Stored entries
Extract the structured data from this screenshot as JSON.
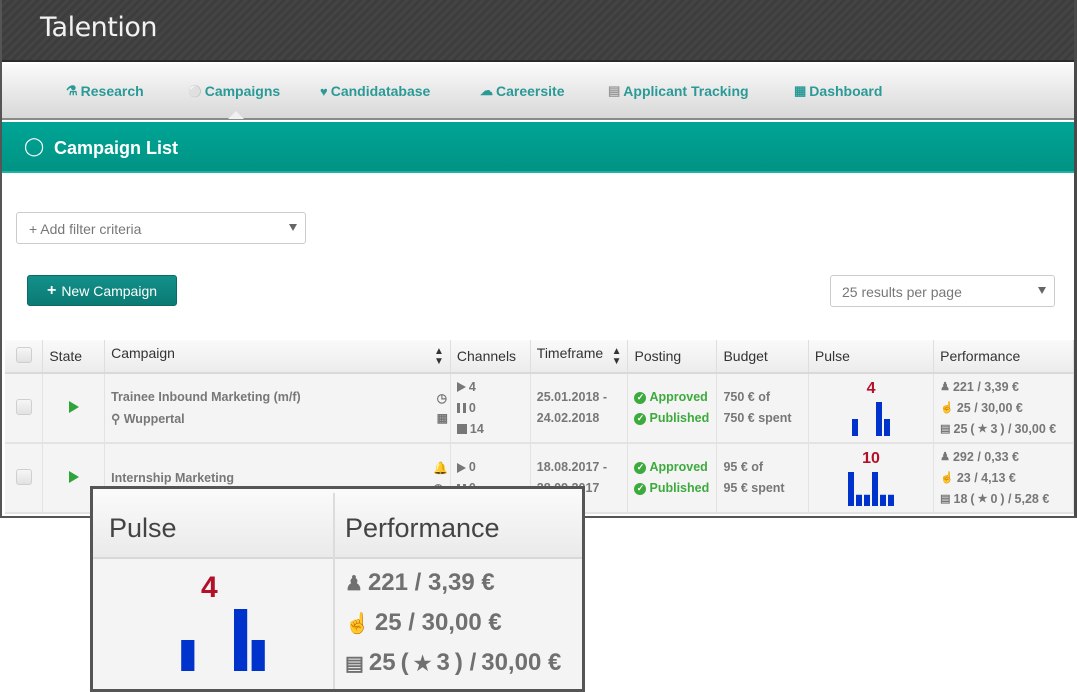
{
  "app": {
    "logo": "Talention"
  },
  "nav": {
    "items": [
      {
        "label": "Research",
        "icon": "flask-icon",
        "glyph": "⚗"
      },
      {
        "label": "Campaigns",
        "icon": "lightbulb-icon",
        "glyph": "💡"
      },
      {
        "label": "Candidatabase",
        "icon": "heart-icon",
        "glyph": "♥"
      },
      {
        "label": "Careersite",
        "icon": "cloud-icon",
        "glyph": "☁"
      },
      {
        "label": "Applicant Tracking",
        "icon": "document-icon",
        "glyph": "🗎"
      },
      {
        "label": "Dashboard",
        "icon": "grid-icon",
        "glyph": "▦"
      }
    ],
    "active": "Campaigns"
  },
  "page": {
    "title": "Campaign List",
    "title_icon": "lightbulb-icon"
  },
  "filters": {
    "placeholder": "+ Add filter criteria"
  },
  "toolbar": {
    "new_campaign": "New Campaign",
    "per_page": "25 results per page"
  },
  "table": {
    "headers": [
      "",
      "State",
      "Campaign",
      "Channels",
      "Timeframe",
      "Posting",
      "Budget",
      "Pulse",
      "Performance"
    ],
    "rows": [
      {
        "state": "running",
        "name": "Trainee Inbound Marketing (m/f)",
        "location": "Wuppertal",
        "side_icons": [
          "clock-icon",
          "calendar-icon"
        ],
        "channels": {
          "running": "4",
          "paused": "0",
          "stopped": "14"
        },
        "timeframe_start": "25.01.2018 -",
        "timeframe_end": "24.02.2018",
        "posting": [
          "Approved",
          "Published"
        ],
        "budget_line1": "750 € of",
        "budget_line2": "750 € spent",
        "pulse": {
          "value": "4",
          "bars": [
            0.5,
            0,
            0,
            1,
            0.5
          ]
        },
        "performance": {
          "visitors": "221 / 3,39 €",
          "clicks": "25 / 30,00 €",
          "applications": "25 (★ 3) / 30,00 €",
          "app_count": "25",
          "stars": "3",
          "app_cost": "30,00 €"
        }
      },
      {
        "state": "running",
        "name": "Internship Marketing",
        "location": "",
        "side_icons": [
          "bell-icon",
          "clock-icon"
        ],
        "channels": {
          "running": "0",
          "paused": "0"
        },
        "timeframe_start": "18.08.2017 -",
        "timeframe_end": "28.09.2017",
        "posting": [
          "Approved",
          "Published"
        ],
        "budget_line1": "95 € of",
        "budget_line2": "95 € spent",
        "pulse": {
          "value": "10",
          "bars": [
            1,
            0.33,
            0.33,
            1,
            0.33,
            0.33
          ]
        },
        "performance": {
          "visitors": "292 / 0,33 €",
          "clicks": "23 / 4,13 €",
          "app_count": "18",
          "stars": "0",
          "app_cost": "5,28 €"
        }
      }
    ]
  },
  "zoom_inset": {
    "pulse_header": "Pulse",
    "performance_header": "Performance",
    "pulse_value": "4",
    "bars": [
      0.5,
      0,
      0,
      1,
      0.5
    ],
    "visitors": "221 / 3,39 €",
    "clicks": "25 / 30,00 €",
    "app_count": "25",
    "stars": "3",
    "app_cost": "30,00 €"
  },
  "colors": {
    "brand": "#009a8c",
    "pulse_bar": "#0033cc",
    "pulse_value": "#b3102a",
    "ok": "#3daa3d"
  }
}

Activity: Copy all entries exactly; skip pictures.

Solution:
Extract the structured data from this screenshot as JSON.
{
  "app": {
    "logo": "Talention"
  },
  "nav": {
    "items": [
      {
        "label": "Research",
        "icon": "flask-icon",
        "glyph": "⚗"
      },
      {
        "label": "Campaigns",
        "icon": "lightbulb-icon",
        "glyph": "💡"
      },
      {
        "label": "Candidatabase",
        "icon": "heart-icon",
        "glyph": "♥"
      },
      {
        "label": "Careersite",
        "icon": "cloud-icon",
        "glyph": "☁"
      },
      {
        "label": "Applicant Tracking",
        "icon": "document-icon",
        "glyph": "🗎"
      },
      {
        "label": "Dashboard",
        "icon": "grid-icon",
        "glyph": "▦"
      }
    ],
    "active": "Campaigns"
  },
  "page": {
    "title": "Campaign List",
    "title_icon": "lightbulb-icon"
  },
  "filters": {
    "placeholder": "+ Add filter criteria"
  },
  "toolbar": {
    "new_campaign": "New Campaign",
    "per_page": "25 results per page"
  },
  "table": {
    "headers": [
      "",
      "State",
      "Campaign",
      "Channels",
      "Timeframe",
      "Posting",
      "Budget",
      "Pulse",
      "Performance"
    ],
    "rows": [
      {
        "state": "running",
        "name": "Trainee Inbound Marketing (m/f)",
        "location": "Wuppertal",
        "side_icons": [
          "clock-icon",
          "calendar-icon"
        ],
        "channels": {
          "running": "4",
          "paused": "0",
          "stopped": "14"
        },
        "timeframe_start": "25.01.2018 -",
        "timeframe_end": "24.02.2018",
        "posting": [
          "Approved",
          "Published"
        ],
        "budget_line1": "750 € of",
        "budget_line2": "750 € spent",
        "pulse": {
          "value": "4",
          "bars": [
            0.5,
            0,
            0,
            1,
            0.5
          ]
        },
        "performance": {
          "visitors": "221 / 3,39 €",
          "clicks": "25 / 30,00 €",
          "applications": "25 (★ 3) / 30,00 €",
          "app_count": "25",
          "stars": "3",
          "app_cost": "30,00 €"
        }
      },
      {
        "state": "running",
        "name": "Internship Marketing",
        "location": "",
        "side_icons": [
          "bell-icon",
          "clock-icon"
        ],
        "channels": {
          "running": "0",
          "paused": "0"
        },
        "timeframe_start": "18.08.2017 -",
        "timeframe_end": "28.09.2017",
        "posting": [
          "Approved",
          "Published"
        ],
        "budget_line1": "95 € of",
        "budget_line2": "95 € spent",
        "pulse": {
          "value": "10",
          "bars": [
            1,
            0.33,
            0.33,
            1,
            0.33,
            0.33
          ]
        },
        "performance": {
          "visitors": "292 / 0,33 €",
          "clicks": "23 / 4,13 €",
          "app_count": "18",
          "stars": "0",
          "app_cost": "5,28 €"
        }
      }
    ]
  },
  "zoom_inset": {
    "pulse_header": "Pulse",
    "performance_header": "Performance",
    "pulse_value": "4",
    "bars": [
      0.5,
      0,
      0,
      1,
      0.5
    ],
    "visitors": "221 / 3,39 €",
    "clicks": "25 / 30,00 €",
    "app_count": "25",
    "stars": "3",
    "app_cost": "30,00 €"
  },
  "colors": {
    "brand": "#009a8c",
    "pulse_bar": "#0033cc",
    "pulse_value": "#b3102a",
    "ok": "#3daa3d"
  }
}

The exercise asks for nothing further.